Did you know that the average worker misses about 15 days of work per year for accidents, illnesses or other reasons, not related to vacation or holidays? Meanwhile, a person with a substance use disorder (SUD) misses about 24.6 days of work per year – close to double. Why? Because of the toll substance use takes on their general health and because they tend to be more prone to accidents and injuries at home and in the workplace. Now, guess what? An employee in recovery misses less work than both groups, approximately 10.6 days annually.
That all boils down to dollars. When folks are not at work, productivity is lost. Furthermore, there is a much higher rate of turnover among employees with an SUD. The National Safety Council (NSC) found that workers with an SUD are over 40% more likely to report having more than one employer in a year, than those who don’t have substance issues. Often they just quit or it becomes necessary to separate from them to protect the business, resulting in additional time and money spent on interviewing, hiring and training new employees. On average, the hiring process costs employers about 21% of an employee salary.
According to a recent study by NSC and the University of Chicago, the average cost to employers per employee with an untreated SUD is $8,255 annually. This is a 400% increase since 2012. Also, worth noting: the data used for the NSC and U. of C. research was gathered before the COVID-19 pandemic which experts know has caused a major spike in substance use.
So, what can we do?
- First and foremost, review your workplace drug and alcohol policy. All employees should know and understand the expectations of the employer. When we know better, we do better.
- Does your company offer any assistance to those who self-report and are seeking help? Supporting those who want help, not only is the right thing to do, but is also good for business. The cost savings to employers for retaining workers in recovery is more than $8,500 on average, the study found. Workers in recovery tend to be strong employees.

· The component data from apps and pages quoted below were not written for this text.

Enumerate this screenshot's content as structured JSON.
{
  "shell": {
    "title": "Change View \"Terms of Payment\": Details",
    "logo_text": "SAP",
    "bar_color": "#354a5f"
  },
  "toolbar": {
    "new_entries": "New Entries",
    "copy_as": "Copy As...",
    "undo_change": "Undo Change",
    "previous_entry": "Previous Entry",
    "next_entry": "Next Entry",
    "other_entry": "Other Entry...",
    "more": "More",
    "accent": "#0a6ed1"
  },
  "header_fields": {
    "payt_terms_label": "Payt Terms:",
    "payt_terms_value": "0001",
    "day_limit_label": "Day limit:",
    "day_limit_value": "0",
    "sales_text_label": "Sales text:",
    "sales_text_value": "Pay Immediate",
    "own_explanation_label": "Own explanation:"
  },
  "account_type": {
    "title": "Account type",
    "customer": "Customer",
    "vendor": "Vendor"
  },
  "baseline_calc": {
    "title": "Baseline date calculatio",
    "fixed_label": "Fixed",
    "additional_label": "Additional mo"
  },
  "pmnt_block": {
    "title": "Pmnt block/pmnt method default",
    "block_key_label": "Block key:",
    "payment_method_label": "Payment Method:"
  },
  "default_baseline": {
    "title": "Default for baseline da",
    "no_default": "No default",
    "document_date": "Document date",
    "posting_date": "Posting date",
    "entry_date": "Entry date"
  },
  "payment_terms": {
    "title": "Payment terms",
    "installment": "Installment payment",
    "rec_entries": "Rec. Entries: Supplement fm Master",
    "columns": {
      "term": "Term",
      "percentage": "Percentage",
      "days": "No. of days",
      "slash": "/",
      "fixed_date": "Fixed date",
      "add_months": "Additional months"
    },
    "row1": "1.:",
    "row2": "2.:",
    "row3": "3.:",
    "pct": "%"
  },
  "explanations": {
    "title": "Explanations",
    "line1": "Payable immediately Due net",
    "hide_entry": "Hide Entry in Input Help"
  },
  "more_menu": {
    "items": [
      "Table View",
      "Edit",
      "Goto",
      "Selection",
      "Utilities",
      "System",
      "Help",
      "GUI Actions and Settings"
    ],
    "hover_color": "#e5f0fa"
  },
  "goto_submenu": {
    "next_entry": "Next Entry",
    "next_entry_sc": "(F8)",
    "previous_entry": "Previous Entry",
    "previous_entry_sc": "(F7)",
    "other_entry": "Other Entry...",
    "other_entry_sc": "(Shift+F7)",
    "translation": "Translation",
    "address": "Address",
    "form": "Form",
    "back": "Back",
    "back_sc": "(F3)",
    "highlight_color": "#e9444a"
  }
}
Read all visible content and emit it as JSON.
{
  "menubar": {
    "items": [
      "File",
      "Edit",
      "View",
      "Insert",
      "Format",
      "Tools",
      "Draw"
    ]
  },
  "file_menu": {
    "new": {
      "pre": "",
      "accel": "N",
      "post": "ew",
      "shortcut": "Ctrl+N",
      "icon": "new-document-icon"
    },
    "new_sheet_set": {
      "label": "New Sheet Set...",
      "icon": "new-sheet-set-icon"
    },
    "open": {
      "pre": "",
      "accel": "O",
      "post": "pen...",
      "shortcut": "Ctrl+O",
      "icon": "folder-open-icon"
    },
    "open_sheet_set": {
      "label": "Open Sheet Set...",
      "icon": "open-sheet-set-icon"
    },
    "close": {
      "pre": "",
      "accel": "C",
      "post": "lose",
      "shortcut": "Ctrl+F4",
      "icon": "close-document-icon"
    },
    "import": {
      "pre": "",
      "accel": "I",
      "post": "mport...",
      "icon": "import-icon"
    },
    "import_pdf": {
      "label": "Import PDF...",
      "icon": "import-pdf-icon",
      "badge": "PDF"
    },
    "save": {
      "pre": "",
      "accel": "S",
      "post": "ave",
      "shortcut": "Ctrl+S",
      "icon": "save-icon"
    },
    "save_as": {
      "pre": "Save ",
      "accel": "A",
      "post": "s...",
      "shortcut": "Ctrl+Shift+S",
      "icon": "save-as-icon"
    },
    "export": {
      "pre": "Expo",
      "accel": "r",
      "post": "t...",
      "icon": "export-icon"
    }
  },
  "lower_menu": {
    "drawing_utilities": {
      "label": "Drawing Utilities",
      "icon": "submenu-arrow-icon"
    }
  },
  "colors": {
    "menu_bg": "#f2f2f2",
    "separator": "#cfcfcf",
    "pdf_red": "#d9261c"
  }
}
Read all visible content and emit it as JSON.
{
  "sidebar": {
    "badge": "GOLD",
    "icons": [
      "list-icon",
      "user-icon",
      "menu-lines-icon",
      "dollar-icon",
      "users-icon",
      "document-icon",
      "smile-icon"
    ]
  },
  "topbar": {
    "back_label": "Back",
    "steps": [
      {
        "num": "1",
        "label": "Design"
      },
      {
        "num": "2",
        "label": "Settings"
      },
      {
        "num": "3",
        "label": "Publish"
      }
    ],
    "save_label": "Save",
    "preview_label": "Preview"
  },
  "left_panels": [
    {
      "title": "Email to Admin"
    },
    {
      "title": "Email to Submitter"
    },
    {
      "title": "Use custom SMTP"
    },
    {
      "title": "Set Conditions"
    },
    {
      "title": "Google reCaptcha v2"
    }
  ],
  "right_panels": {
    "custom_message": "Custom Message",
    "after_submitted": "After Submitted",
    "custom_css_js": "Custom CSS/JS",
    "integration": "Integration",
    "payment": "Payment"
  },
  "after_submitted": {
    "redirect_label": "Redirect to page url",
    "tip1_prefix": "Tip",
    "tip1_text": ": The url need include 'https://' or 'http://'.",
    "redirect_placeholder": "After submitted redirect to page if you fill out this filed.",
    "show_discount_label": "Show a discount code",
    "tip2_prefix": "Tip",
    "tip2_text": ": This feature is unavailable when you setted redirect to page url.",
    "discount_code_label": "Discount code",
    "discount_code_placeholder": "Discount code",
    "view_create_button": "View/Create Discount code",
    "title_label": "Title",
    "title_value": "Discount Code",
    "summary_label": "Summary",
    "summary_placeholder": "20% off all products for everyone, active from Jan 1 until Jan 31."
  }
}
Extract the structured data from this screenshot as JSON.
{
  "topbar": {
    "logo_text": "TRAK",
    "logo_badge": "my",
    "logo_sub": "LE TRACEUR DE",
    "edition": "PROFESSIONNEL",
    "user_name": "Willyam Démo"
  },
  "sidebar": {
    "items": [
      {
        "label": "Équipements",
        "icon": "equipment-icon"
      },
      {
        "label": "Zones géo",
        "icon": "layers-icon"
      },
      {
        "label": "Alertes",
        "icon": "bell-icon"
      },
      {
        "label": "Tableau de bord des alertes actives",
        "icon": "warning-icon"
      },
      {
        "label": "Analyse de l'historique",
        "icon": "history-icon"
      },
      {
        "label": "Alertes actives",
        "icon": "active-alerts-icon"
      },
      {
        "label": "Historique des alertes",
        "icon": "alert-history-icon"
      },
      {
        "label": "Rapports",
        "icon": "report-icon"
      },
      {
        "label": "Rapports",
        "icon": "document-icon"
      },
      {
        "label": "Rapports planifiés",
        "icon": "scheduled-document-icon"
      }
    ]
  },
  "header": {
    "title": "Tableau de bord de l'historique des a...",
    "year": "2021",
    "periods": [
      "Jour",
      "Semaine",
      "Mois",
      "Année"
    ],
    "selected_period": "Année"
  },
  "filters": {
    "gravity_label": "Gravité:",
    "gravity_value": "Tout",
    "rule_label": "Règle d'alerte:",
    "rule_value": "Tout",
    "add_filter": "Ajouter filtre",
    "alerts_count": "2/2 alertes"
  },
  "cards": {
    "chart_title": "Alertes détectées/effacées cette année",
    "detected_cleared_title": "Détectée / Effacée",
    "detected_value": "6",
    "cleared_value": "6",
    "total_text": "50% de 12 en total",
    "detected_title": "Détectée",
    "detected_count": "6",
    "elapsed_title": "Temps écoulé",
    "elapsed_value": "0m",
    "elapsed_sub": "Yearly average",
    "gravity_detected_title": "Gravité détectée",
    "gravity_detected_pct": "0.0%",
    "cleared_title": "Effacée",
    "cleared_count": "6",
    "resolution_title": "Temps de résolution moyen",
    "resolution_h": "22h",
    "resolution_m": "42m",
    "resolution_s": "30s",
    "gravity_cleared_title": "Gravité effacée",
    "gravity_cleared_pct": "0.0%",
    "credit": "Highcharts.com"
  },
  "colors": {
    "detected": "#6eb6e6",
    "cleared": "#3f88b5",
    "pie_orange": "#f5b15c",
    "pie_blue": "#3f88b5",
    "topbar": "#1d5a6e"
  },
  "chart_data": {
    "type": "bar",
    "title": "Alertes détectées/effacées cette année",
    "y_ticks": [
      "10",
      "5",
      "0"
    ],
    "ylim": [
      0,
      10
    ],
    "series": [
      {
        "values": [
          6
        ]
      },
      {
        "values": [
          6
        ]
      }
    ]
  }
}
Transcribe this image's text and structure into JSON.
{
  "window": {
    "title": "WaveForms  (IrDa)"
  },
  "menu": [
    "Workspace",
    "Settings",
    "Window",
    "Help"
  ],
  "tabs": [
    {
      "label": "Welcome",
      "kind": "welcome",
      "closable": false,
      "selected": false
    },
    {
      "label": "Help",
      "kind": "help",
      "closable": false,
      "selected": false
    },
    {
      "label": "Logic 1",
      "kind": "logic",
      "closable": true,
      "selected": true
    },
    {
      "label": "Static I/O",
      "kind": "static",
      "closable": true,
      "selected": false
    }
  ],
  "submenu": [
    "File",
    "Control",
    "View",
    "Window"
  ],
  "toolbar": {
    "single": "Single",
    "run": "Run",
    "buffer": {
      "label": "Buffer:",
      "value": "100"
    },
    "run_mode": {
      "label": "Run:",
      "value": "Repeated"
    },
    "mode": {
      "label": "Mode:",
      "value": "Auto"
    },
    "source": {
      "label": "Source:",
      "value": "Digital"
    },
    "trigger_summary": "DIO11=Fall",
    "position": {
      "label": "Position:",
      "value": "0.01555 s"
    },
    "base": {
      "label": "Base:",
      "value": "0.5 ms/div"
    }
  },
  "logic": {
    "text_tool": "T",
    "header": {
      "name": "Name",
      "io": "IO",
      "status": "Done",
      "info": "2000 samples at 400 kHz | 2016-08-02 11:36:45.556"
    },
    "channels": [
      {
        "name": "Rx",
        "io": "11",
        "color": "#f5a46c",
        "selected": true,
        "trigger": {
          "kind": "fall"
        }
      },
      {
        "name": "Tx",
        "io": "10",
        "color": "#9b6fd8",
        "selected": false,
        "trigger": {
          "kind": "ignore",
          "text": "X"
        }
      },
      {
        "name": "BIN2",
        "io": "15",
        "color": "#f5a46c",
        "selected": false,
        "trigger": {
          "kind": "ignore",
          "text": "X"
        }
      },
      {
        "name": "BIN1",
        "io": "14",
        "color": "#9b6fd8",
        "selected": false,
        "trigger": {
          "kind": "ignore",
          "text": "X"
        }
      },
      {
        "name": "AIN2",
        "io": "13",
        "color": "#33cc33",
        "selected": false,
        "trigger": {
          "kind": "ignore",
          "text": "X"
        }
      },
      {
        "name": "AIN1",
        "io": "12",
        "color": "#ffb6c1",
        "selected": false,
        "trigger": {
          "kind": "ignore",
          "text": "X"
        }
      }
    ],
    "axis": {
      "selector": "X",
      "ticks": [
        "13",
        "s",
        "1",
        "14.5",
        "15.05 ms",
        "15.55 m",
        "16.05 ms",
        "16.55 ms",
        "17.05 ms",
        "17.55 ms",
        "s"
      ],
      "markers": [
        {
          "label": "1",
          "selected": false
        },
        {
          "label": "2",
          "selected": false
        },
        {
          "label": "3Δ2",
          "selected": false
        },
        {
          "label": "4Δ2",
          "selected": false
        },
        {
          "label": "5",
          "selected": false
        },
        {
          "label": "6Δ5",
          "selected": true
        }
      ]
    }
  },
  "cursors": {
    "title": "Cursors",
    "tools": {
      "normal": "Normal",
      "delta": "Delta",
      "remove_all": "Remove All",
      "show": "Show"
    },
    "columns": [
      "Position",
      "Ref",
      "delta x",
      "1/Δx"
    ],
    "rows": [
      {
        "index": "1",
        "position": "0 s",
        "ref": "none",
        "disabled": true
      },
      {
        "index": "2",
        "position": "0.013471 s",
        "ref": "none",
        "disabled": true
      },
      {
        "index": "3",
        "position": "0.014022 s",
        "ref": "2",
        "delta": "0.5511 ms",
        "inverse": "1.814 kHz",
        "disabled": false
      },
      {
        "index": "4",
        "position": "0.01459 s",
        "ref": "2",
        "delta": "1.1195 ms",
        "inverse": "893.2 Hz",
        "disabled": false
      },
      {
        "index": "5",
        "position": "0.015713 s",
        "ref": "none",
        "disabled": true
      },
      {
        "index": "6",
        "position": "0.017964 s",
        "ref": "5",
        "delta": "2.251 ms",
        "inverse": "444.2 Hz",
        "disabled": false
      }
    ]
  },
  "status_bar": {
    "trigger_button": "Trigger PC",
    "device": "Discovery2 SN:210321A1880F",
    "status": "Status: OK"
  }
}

They take fewer days off, tend to stay in jobs longer are less likely to be hospitalized and have fewer primary care visits than workers without substance use issues.
Ensuring that your team knows where to find help and how to access it, is critical. If all you do is put the National Helpline on the bulletin board, you have at least planted a seed. It’s 800-662-HELP (4357). Your community likely has resources, as well. If you need assistance finding a resource, call TSS at (877) 225-1431.
- Next, be sure that your supervisors/foreman are trained in Reasonable Suspicion for substance use. Documentation, discussion and how to handle potential drug use at work must be done appropriately. TSS regularly offers this training as a webinar. You can also or participate in the training at your convenience by signing up for our ONLINE course.
At a time when we are reeling from the after-effects of a global pandemic while many states are legalizing various substances, it is important for employers to stay on top of the regulations and understand how to keep their workplace safe. At the end of the day, we all want the best for our team. That means, supporting them with good resources if they need them, keeping them as healthy as we can and ensuring that nobody’s safety is put at risk because of on-the-job impairment.
TSS stands ready to assist you with any of your safety needs. Our Certified Occupational Safety Specialist/CEO, Renee Schofield, can bring an array of support to your workplace. We are the one-stop-shop for all things safety!